*** Opening of DATA FOR THIS TASK ***

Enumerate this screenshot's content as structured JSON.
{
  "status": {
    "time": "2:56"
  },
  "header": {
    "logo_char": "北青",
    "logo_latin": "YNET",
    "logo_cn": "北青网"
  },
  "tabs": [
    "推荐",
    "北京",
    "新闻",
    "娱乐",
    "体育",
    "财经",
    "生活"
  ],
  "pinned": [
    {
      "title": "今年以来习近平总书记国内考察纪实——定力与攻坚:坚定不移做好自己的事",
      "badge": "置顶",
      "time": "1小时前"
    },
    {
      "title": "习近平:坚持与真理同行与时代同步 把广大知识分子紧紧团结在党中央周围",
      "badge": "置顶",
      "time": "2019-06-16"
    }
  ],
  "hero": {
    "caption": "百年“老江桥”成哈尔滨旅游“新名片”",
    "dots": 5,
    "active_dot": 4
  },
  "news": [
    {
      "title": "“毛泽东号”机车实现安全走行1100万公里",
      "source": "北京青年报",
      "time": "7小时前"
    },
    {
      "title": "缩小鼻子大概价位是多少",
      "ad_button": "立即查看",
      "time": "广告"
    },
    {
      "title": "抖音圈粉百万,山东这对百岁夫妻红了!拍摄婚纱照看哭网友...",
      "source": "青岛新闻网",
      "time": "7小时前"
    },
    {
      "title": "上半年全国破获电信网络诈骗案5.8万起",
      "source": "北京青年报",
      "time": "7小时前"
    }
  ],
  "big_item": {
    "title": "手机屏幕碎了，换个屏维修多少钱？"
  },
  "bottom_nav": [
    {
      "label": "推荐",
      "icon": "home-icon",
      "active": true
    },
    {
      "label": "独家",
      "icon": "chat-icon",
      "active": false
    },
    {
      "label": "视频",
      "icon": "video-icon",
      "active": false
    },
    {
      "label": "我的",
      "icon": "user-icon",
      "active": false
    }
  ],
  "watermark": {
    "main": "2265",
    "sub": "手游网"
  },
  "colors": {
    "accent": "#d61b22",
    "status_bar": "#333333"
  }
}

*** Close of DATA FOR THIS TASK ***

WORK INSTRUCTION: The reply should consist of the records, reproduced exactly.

YOUR RESPONSE:
Enumerate this screenshot's content as structured JSON.
{
  "status": {
    "time": "2:56"
  },
  "header": {
    "logo_char": "北青",
    "logo_latin": "YNET",
    "logo_cn": "北青网"
  },
  "tabs": [
    "推荐",
    "北京",
    "新闻",
    "娱乐",
    "体育",
    "财经",
    "生活"
  ],
  "pinned": [
    {
      "title": "今年以来习近平总书记国内考察纪实——定力与攻坚:坚定不移做好自己的事",
      "badge": "置顶",
      "time": "1小时前"
    },
    {
      "title": "习近平:坚持与真理同行与时代同步 把广大知识分子紧紧团结在党中央周围",
      "badge": "置顶",
      "time": "2019-06-16"
    }
  ],
  "hero": {
    "caption": "百年“老江桥”成哈尔滨旅游“新名片”",
    "dots": 5,
    "active_dot": 4
  },
  "news": [
    {
      "title": "“毛泽东号”机车实现安全走行1100万公里",
      "source": "北京青年报",
      "time": "7小时前"
    },
    {
      "title": "缩小鼻子大概价位是多少",
      "ad_button": "立即查看",
      "time": "广告"
    },
    {
      "title": "抖音圈粉百万,山东这对百岁夫妻红了!拍摄婚纱照看哭网友...",
      "source": "青岛新闻网",
      "time": "7小时前"
    },
    {
      "title": "上半年全国破获电信网络诈骗案5.8万起",
      "source": "北京青年报",
      "time": "7小时前"
    }
  ],
  "big_item": {
    "title": "手机屏幕碎了，换个屏维修多少钱？"
  },
  "bottom_nav": [
    {
      "label": "推荐",
      "icon": "home-icon",
      "active": true
    },
    {
      "label": "独家",
      "icon": "chat-icon",
      "active": false
    },
    {
      "label": "视频",
      "icon": "video-icon",
      "active": false
    },
    {
      "label": "我的",
      "icon": "user-icon",
      "active": false
    }
  ],
  "watermark": {
    "main": "2265",
    "sub": "手游网"
  },
  "colors": {
    "accent": "#d61b22",
    "status_bar": "#333333"
  }
}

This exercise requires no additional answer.